**Instructions for the task:**
Return, from the listing that follows, each line containing the word "icon".

**Dataset records:**
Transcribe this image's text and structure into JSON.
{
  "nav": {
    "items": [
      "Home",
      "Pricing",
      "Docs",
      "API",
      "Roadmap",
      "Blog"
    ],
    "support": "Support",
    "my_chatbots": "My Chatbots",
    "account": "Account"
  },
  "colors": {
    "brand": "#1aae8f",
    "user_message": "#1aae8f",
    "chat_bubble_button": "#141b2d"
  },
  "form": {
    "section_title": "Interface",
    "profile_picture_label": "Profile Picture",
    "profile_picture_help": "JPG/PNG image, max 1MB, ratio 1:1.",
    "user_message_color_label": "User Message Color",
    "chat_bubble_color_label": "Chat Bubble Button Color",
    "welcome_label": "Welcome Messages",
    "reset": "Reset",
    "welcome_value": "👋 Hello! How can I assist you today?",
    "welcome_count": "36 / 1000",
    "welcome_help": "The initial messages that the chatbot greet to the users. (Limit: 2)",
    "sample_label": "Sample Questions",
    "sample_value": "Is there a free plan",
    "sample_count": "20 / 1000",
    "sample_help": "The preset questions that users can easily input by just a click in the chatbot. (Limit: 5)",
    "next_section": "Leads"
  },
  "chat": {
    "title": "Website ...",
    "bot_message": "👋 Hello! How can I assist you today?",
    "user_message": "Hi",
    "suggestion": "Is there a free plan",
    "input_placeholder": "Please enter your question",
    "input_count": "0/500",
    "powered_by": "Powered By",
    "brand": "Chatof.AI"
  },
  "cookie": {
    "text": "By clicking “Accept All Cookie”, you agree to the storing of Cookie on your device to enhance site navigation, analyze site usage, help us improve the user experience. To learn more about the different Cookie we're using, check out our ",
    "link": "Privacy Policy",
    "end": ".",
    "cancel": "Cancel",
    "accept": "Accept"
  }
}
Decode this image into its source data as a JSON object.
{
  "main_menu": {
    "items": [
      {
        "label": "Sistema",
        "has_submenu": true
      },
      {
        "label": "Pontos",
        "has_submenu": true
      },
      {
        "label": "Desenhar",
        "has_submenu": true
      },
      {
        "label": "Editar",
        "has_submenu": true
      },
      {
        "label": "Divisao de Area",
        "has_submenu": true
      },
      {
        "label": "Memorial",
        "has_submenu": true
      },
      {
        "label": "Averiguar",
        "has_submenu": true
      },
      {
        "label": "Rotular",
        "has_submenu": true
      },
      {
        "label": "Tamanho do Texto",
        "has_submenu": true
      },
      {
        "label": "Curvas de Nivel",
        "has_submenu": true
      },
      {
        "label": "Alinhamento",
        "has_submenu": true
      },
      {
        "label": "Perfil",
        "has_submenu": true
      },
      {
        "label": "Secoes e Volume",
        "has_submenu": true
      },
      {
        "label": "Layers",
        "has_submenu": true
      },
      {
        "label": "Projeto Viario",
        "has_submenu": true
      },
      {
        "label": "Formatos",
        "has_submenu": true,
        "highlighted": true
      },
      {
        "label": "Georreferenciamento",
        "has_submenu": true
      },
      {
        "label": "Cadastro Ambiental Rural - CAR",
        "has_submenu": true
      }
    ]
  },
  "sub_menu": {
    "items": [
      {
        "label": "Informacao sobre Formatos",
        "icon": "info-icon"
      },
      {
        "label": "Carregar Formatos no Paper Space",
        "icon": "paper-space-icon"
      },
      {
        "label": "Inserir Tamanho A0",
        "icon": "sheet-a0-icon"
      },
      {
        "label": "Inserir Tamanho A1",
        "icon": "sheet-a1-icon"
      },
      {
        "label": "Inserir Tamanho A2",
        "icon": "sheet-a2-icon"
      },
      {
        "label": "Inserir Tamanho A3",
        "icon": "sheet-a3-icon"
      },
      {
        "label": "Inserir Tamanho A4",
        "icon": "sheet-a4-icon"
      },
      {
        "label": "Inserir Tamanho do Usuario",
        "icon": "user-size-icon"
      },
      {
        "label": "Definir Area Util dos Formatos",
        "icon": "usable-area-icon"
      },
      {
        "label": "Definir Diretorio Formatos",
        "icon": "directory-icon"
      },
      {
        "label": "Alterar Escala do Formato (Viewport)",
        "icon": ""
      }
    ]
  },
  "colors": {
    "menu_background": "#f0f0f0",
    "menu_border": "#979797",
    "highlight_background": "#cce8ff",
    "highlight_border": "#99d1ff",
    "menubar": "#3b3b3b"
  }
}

**Solution to the problem:**
        "icon": "info-icon"
        "icon": "paper-space-icon"
        "icon": "sheet-a0-icon"
        "icon": "sheet-a1-icon"
        "icon": "sheet-a2-icon"
        "icon": "sheet-a3-icon"
        "icon": "sheet-a4-icon"
        "icon": "user-size-icon"
        "icon": "usable-area-icon"
        "icon": "directory-icon"
        "icon": ""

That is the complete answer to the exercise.